There was very little probability in O-level (at least the board I did, but I suspect it was not alone) and many people did no stats at A-level, which may explain things with some of the over 40s - perhaps particularly those who have come into teaching maths as their second subject.
I once set a particularly nasty probability homework, saying "do not leave this until the night before it's due, as your parents are unlikely to be able to help you on this one if you get stuck, even if they can normally". I was thinking to myself "and that includes you whose mother teaches in this department" - and indeed, a day or two later, she consulted me because she'd been unsure. (She didn't teach Higher tier.)

7. ### Goretti

LOL! Shucks, trust a maths teacher to have worked out that my age is well over 40! I stopped boasting to my son that I'd taken my maths O'level early (the teacher put me into the early [November] group after my Dad told me to go to the staff room and tell them I was NOT going to stay in the CSE group which I'd been put into - he thought CSEs counted for nothing) when I realised that that just meant that after I'd passed it (with a B, so my Dad was right about my ability) I never did any maths again (Fine Art MA I'm afraid) and that's a LONG time of not using it. The fun has been in re-learning maths with my son - all those patterns in numbers we were never taught - Fibonacci, never touched it at school, and yet so Beautiful! But statistics - well, I do draw the line at those - especially as they are so easily manipulated by some...;-)

8. ### Goretti
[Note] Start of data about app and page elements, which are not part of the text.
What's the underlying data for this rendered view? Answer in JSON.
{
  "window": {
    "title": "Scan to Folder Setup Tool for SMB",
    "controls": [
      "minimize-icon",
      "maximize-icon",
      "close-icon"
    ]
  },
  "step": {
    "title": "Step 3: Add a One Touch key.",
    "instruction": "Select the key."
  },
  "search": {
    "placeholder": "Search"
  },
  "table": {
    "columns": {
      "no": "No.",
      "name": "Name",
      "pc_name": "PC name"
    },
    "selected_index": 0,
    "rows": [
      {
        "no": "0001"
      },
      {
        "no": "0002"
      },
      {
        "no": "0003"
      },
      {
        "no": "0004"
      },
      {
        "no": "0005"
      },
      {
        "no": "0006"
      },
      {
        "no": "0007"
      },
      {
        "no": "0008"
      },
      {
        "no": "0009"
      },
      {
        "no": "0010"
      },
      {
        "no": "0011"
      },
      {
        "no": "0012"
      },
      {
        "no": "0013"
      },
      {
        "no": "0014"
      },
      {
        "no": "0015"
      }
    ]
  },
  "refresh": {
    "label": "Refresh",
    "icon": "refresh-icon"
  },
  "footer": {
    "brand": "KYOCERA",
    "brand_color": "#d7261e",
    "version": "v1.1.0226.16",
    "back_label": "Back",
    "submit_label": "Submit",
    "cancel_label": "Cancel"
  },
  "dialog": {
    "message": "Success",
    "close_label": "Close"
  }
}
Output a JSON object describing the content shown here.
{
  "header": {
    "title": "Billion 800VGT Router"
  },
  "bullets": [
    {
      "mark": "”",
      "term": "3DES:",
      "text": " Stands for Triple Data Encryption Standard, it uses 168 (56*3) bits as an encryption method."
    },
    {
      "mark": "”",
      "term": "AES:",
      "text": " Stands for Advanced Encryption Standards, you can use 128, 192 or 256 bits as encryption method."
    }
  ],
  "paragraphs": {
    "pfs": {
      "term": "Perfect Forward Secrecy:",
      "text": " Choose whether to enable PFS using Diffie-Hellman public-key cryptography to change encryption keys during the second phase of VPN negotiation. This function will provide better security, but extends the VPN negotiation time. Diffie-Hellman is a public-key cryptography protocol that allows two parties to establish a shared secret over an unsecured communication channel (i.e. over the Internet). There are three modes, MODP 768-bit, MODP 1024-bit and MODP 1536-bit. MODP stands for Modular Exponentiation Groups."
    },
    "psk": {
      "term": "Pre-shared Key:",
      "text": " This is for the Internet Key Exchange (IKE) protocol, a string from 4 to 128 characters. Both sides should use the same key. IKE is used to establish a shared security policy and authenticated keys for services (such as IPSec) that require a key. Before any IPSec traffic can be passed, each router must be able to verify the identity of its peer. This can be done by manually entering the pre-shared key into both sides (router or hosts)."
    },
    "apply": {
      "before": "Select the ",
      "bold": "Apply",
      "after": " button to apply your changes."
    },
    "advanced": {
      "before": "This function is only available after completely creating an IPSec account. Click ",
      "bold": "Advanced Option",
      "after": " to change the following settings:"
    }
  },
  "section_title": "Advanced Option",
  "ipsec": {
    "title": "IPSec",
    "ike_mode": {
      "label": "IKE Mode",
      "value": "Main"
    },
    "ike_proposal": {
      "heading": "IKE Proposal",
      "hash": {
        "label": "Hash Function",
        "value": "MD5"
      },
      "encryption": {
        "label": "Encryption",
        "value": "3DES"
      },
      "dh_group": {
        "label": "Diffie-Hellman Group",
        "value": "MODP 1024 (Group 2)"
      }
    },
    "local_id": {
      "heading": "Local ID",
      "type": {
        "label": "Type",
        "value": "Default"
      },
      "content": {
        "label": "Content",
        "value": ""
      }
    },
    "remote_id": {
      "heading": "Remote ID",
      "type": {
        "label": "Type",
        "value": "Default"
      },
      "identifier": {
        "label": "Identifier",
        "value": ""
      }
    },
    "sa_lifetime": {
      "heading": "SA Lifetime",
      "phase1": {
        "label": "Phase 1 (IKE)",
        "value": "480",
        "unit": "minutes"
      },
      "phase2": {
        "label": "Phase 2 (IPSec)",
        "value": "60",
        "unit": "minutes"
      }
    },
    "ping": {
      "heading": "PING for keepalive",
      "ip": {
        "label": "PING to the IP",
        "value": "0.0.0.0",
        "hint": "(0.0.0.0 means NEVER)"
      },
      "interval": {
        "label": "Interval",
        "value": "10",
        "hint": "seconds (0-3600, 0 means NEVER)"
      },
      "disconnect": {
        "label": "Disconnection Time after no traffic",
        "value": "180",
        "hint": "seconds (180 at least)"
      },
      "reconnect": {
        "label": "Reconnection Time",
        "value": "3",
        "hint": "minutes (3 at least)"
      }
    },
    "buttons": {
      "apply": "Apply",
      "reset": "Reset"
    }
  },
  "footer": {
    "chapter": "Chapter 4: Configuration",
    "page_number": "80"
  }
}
Thanks again - he realised straight away what he'd missed, when I said that you are supposed to look at this two ways. If I could be certain that the book was right I would have made him go through it all again to see where he was going wrong!
It is tricky when one knows there are some errors, I suppose I could get him to do a probability check to see whether the next answer given would be right or wrong lol!
Regards!